** Data for review **
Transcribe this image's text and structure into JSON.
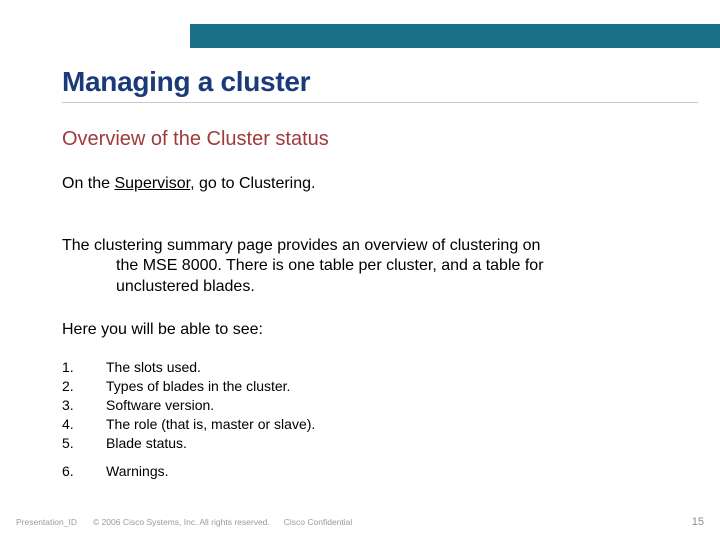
{
  "header": {
    "title": "Managing a cluster",
    "subtitle": "Overview of the Cluster status"
  },
  "body": {
    "line1_prefix": "On the ",
    "line1_link": "Supervisor",
    "line1_suffix": ", go to Clustering.",
    "para2_first": "The clustering summary page provides an overview of clustering on",
    "para2_rest1": "the MSE 8000. There is one table per cluster, and a table for",
    "para2_rest2": "unclustered blades.",
    "para3": "Here you will be able to see:"
  },
  "list": [
    {
      "n": "1.",
      "t": "The slots used."
    },
    {
      "n": "2.",
      "t": "Types of blades in the cluster."
    },
    {
      "n": "3.",
      "t": "Software version."
    },
    {
      "n": "4.",
      "t": "The role (that is, master or slave)."
    },
    {
      "n": "5.",
      "t": "Blade status."
    },
    {
      "n": "6.",
      "t": "Warnings."
    }
  ],
  "footer": {
    "presentation_id": "Presentation_ID",
    "copyright": "© 2006 Cisco Systems, Inc. All rights reserved.",
    "confidential": "Cisco Confidential",
    "page": "15"
  }
}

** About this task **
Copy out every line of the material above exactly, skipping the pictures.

** Result **
Transcribe this image's text and structure into JSON.
{
  "header": {
    "title": "Managing a cluster",
    "subtitle": "Overview of the Cluster status"
  },
  "body": {
    "line1_prefix": "On the ",
    "line1_link": "Supervisor",
    "line1_suffix": ", go to Clustering.",
    "para2_first": "The clustering summary page provides an overview of clustering on",
    "para2_rest1": "the MSE 8000. There is one table per cluster, and a table for",
    "para2_rest2": "unclustered blades.",
    "para3": "Here you will be able to see:"
  },
  "list": [
    {
      "n": "1.",
      "t": "The slots used."
    },
    {
      "n": "2.",
      "t": "Types of blades in the cluster."
    },
    {
      "n": "3.",
      "t": "Software version."
    },
    {
      "n": "4.",
      "t": "The role (that is, master or slave)."
    },
    {
      "n": "5.",
      "t": "Blade status."
    },
    {
      "n": "6.",
      "t": "Warnings."
    }
  ],
  "footer": {
    "presentation_id": "Presentation_ID",
    "copyright": "© 2006 Cisco Systems, Inc. All rights reserved.",
    "confidential": "Cisco Confidential",
    "page": "15"
  }
}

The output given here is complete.